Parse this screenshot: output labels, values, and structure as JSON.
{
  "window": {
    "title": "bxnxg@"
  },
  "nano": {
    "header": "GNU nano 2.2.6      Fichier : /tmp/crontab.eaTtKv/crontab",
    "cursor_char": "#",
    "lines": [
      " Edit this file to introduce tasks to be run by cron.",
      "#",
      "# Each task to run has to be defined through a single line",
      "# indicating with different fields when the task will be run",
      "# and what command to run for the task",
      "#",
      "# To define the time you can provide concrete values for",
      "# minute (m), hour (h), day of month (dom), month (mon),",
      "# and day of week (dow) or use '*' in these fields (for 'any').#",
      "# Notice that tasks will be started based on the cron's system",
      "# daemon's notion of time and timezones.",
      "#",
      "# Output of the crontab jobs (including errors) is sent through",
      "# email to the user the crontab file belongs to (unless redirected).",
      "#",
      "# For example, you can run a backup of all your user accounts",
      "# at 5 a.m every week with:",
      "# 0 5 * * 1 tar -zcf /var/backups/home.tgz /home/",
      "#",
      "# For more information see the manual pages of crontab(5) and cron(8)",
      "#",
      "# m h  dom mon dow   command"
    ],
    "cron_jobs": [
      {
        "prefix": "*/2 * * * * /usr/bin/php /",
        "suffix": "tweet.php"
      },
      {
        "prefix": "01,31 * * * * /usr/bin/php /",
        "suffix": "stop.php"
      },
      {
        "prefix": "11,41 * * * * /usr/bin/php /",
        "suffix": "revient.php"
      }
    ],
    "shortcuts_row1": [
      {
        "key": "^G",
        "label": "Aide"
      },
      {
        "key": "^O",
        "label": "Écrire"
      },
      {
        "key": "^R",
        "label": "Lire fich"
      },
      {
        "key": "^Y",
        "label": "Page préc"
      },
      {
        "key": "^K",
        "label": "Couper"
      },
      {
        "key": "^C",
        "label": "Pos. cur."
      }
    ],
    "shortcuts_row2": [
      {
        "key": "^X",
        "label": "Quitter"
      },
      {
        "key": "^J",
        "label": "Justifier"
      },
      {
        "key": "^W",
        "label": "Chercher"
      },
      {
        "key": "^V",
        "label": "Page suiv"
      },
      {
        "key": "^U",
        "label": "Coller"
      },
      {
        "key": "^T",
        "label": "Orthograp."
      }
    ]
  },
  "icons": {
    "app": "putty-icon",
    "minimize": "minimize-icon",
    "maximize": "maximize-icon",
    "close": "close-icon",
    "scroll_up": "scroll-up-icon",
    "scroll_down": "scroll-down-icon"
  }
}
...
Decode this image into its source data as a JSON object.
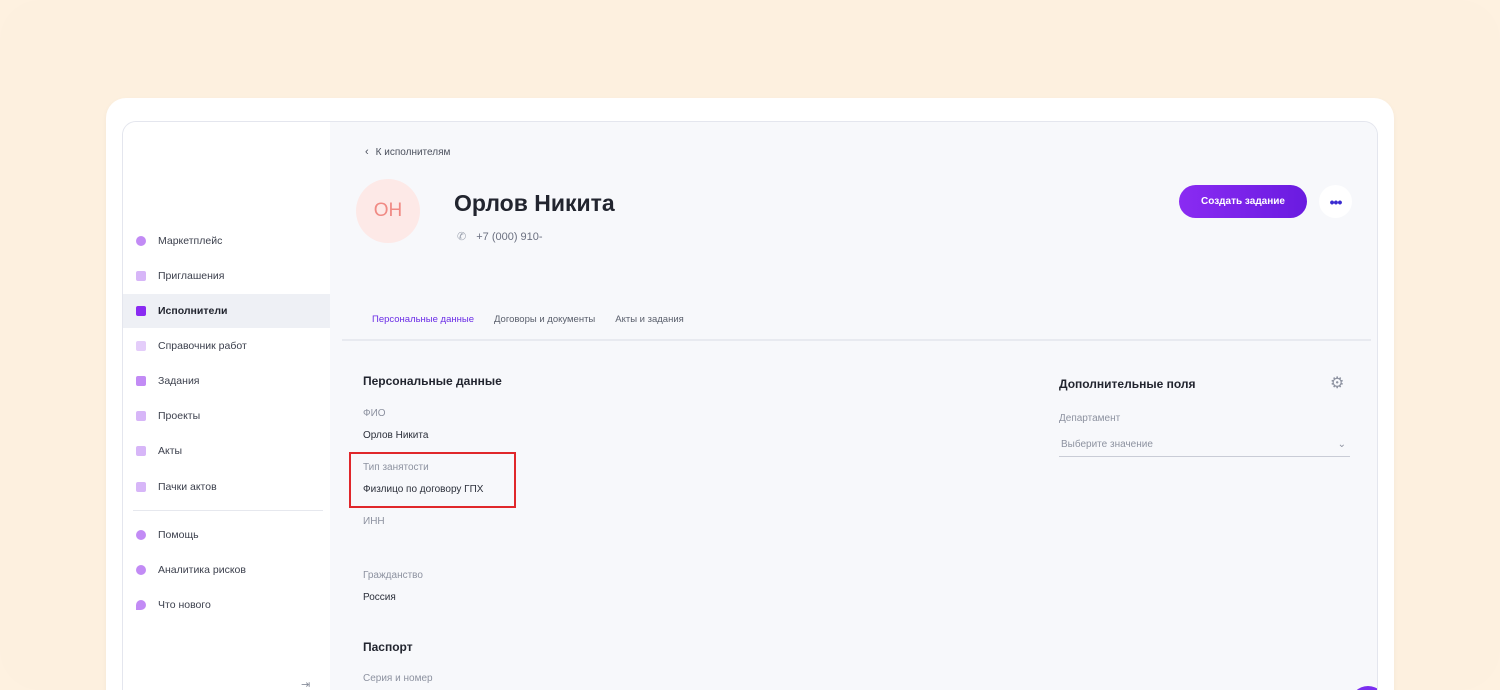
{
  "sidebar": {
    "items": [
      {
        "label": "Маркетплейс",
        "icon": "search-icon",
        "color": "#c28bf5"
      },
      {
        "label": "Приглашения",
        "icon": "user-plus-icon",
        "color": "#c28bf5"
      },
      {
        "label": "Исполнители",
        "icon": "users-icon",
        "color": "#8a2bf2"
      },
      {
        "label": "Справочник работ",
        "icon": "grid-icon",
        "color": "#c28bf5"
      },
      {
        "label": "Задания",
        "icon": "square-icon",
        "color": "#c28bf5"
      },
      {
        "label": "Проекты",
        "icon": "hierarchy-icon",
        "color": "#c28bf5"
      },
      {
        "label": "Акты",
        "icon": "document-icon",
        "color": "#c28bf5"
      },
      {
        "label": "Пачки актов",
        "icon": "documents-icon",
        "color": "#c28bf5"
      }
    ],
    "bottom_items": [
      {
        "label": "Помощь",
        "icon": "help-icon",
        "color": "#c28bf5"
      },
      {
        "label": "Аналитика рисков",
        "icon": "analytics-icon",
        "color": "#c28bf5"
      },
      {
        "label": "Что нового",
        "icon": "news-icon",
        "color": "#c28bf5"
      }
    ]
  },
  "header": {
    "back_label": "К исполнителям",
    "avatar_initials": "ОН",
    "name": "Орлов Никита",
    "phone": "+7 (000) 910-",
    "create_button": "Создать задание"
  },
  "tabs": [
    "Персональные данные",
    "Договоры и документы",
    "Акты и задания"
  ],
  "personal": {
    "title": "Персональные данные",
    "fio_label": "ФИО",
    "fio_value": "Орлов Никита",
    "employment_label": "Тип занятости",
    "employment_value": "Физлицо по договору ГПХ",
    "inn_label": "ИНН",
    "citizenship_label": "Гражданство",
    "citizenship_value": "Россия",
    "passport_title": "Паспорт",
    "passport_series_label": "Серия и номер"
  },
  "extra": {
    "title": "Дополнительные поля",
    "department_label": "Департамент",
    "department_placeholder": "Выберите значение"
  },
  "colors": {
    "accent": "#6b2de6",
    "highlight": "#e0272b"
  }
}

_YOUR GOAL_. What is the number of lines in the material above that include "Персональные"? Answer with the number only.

_EXERCISE RESULT_. 2